====== EXTRACTED ENTRIES

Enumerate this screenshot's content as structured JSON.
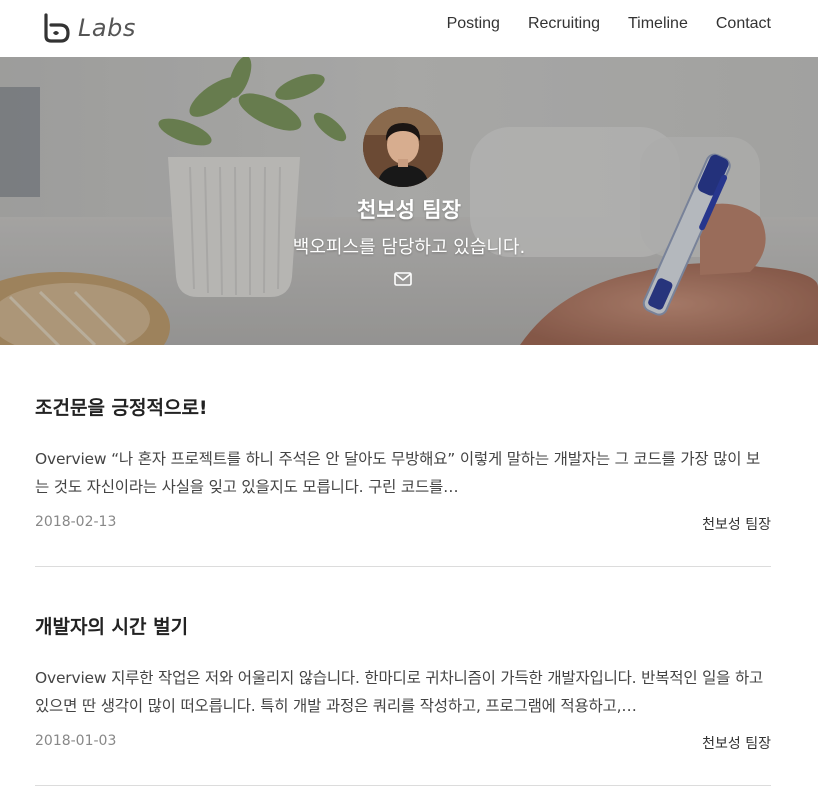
{
  "brand": {
    "name": "Labs"
  },
  "nav": [
    {
      "label": "Posting"
    },
    {
      "label": "Recruiting"
    },
    {
      "label": "Timeline"
    },
    {
      "label": "Contact"
    }
  ],
  "hero": {
    "name": "천보성 팀장",
    "description": "백오피스를 담당하고 있습니다."
  },
  "posts": [
    {
      "title": "조건문을 긍정적으로!",
      "summary": "Overview “나 혼자 프로젝트를 하니 주석은 안 달아도 무방해요” 이렇게 말하는 개발자는 그 코드를 가장 많이 보는 것도 자신이라는 사실을 잊고 있을지도 모릅니다. 구린 코드를…",
      "date": "2018-02-13",
      "author": "천보성 팀장"
    },
    {
      "title": "개발자의 시간 벌기",
      "summary": "Overview 지루한 작업은 저와 어울리지 않습니다. 한마디로 귀차니즘이 가득한 개발자입니다. 반복적인 일을 하고 있으면 딴 생각이 많이 떠오릅니다. 특히 개발 과정은 쿼리를 작성하고, 프로그램에 적용하고,…",
      "date": "2018-01-03",
      "author": "천보성 팀장"
    }
  ]
}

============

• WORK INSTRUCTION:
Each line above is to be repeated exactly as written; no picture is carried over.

• REPLY:
Enumerate this screenshot's content as structured JSON.
{
  "brand": {
    "name": "Labs"
  },
  "nav": [
    {
      "label": "Posting"
    },
    {
      "label": "Recruiting"
    },
    {
      "label": "Timeline"
    },
    {
      "label": "Contact"
    }
  ],
  "hero": {
    "name": "천보성 팀장",
    "description": "백오피스를 담당하고 있습니다."
  },
  "posts": [
    {
      "title": "조건문을 긍정적으로!",
      "summary": "Overview “나 혼자 프로젝트를 하니 주석은 안 달아도 무방해요” 이렇게 말하는 개발자는 그 코드를 가장 많이 보는 것도 자신이라는 사실을 잊고 있을지도 모릅니다. 구린 코드를…",
      "date": "2018-02-13",
      "author": "천보성 팀장"
    },
    {
      "title": "개발자의 시간 벌기",
      "summary": "Overview 지루한 작업은 저와 어울리지 않습니다. 한마디로 귀차니즘이 가득한 개발자입니다. 반복적인 일을 하고 있으면 딴 생각이 많이 떠오릅니다. 특히 개발 과정은 쿼리를 작성하고, 프로그램에 적용하고,…",
      "date": "2018-01-03",
      "author": "천보성 팀장"
    }
  ]
}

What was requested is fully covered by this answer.